▶ Data for analysis
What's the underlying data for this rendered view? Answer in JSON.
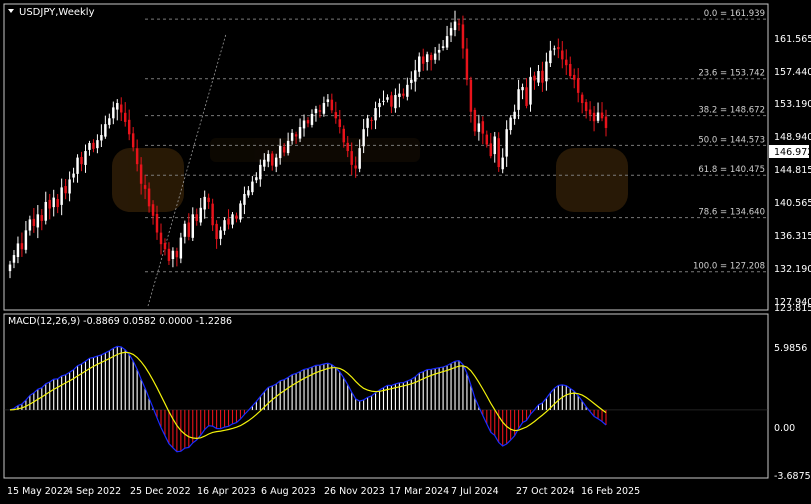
{
  "window": {
    "symbol_title": "USDJPY,Weekly"
  },
  "price_axis": {
    "ticks": [
      "161.565",
      "157.440",
      "153.190",
      "148.940",
      "144.815",
      "140.565",
      "136.315",
      "132.190",
      "127.940",
      "123.815"
    ],
    "current_price": "146.972"
  },
  "fibonacci": {
    "levels": [
      {
        "label": "0.0 = 161.939"
      },
      {
        "label": "23.6 = 153.742"
      },
      {
        "label": "38.2 = 148.672"
      },
      {
        "label": "50.0 = 144.573"
      },
      {
        "label": "61.8 = 140.475"
      },
      {
        "label": "78.6 = 134.640"
      },
      {
        "label": "100.0 = 127.208"
      }
    ]
  },
  "macd_panel": {
    "label": "MACD(12,26,9) -0.8869 0.0582 0.0000 -1.2286",
    "ticks": [
      "5.9856",
      "0.00",
      "-3.6875"
    ]
  },
  "time_axis": {
    "labels": [
      "15 May 2022",
      "4 Sep 2022",
      "25 Dec 2022",
      "16 Apr 2023",
      "6 Aug 2023",
      "26 Nov 2023",
      "17 Mar 2024",
      "7 Jul 2024",
      "27 Oct 2024",
      "16 Feb 2025"
    ]
  },
  "colors": {
    "bull": "#ffffff",
    "bear": "#e8131b",
    "grid": "#7a7a7a",
    "macd_line": "#1a2cff",
    "signal_line": "#f2f20a"
  },
  "chart_data": {
    "type": "candlestick",
    "timeframe": "Weekly",
    "symbol": "USDJPY",
    "current_price": 146.972,
    "candles_close": [
      128.2,
      129.5,
      131.1,
      130.3,
      132.9,
      134.4,
      133.5,
      135.1,
      134.2,
      136.8,
      135.9,
      137.4,
      136.1,
      138.8,
      138.0,
      139.9,
      140.7,
      142.9,
      142.0,
      143.8,
      144.9,
      144.1,
      145.3,
      146.0,
      147.5,
      148.3,
      149.8,
      150.4,
      149.1,
      147.8,
      146.1,
      144.3,
      142.0,
      139.3,
      138.6,
      136.2,
      134.9,
      132.6,
      131.0,
      130.3,
      128.7,
      130.1,
      129.2,
      131.9,
      133.8,
      132.0,
      135.1,
      134.2,
      136.0,
      137.5,
      136.8,
      133.6,
      131.7,
      132.9,
      134.3,
      133.7,
      135.1,
      134.5,
      136.6,
      137.9,
      138.4,
      139.6,
      140.2,
      141.9,
      142.6,
      143.4,
      141.8,
      142.9,
      144.5,
      143.6,
      145.2,
      146.3,
      145.8,
      147.1,
      148.0,
      147.6,
      148.9,
      149.6,
      149.2,
      150.4,
      150.9,
      149.4,
      148.3,
      147.1,
      145.0,
      143.8,
      141.9,
      141.4,
      144.2,
      146.8,
      148.3,
      148.0,
      149.7,
      150.4,
      150.7,
      151.2,
      149.9,
      151.5,
      151.7,
      151.4,
      152.9,
      153.6,
      154.9,
      156.8,
      155.8,
      157.1,
      156.3,
      157.2,
      157.7,
      158.2,
      159.6,
      160.7,
      161.6,
      161.2,
      157.9,
      153.6,
      149.2,
      146.5,
      147.6,
      146.2,
      144.7,
      143.1,
      145.8,
      141.6,
      142.9,
      146.8,
      148.4,
      149.2,
      152.3,
      152.6,
      150.0,
      154.0,
      153.5,
      154.8,
      153.2,
      156.1,
      157.6,
      157.9,
      157.8,
      156.4,
      155.6,
      154.1,
      153.6,
      151.8,
      150.4,
      149.3,
      148.8,
      147.9,
      149.1,
      148.3,
      146.972
    ],
    "fibonacci_retracement": [
      {
        "level": 0.0,
        "price": 161.939
      },
      {
        "level": 23.6,
        "price": 153.742
      },
      {
        "level": 38.2,
        "price": 148.672
      },
      {
        "level": 50.0,
        "price": 144.573
      },
      {
        "level": 61.8,
        "price": 140.475
      },
      {
        "level": 78.6,
        "price": 134.64
      },
      {
        "level": 100.0,
        "price": 127.208
      }
    ],
    "price_ylim": [
      122.5,
      163.6
    ],
    "macd": {
      "fast": 12,
      "slow": 26,
      "signal": 9,
      "values": [
        -0.8869,
        0.0582,
        0.0,
        -1.2286
      ],
      "ylim": [
        -4.6,
        6.4
      ]
    }
  }
}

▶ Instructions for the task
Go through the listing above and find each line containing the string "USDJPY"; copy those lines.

▶ Result for this task
    "symbol_title": "USDJPY,Weekly"
    "symbol": "USDJPY",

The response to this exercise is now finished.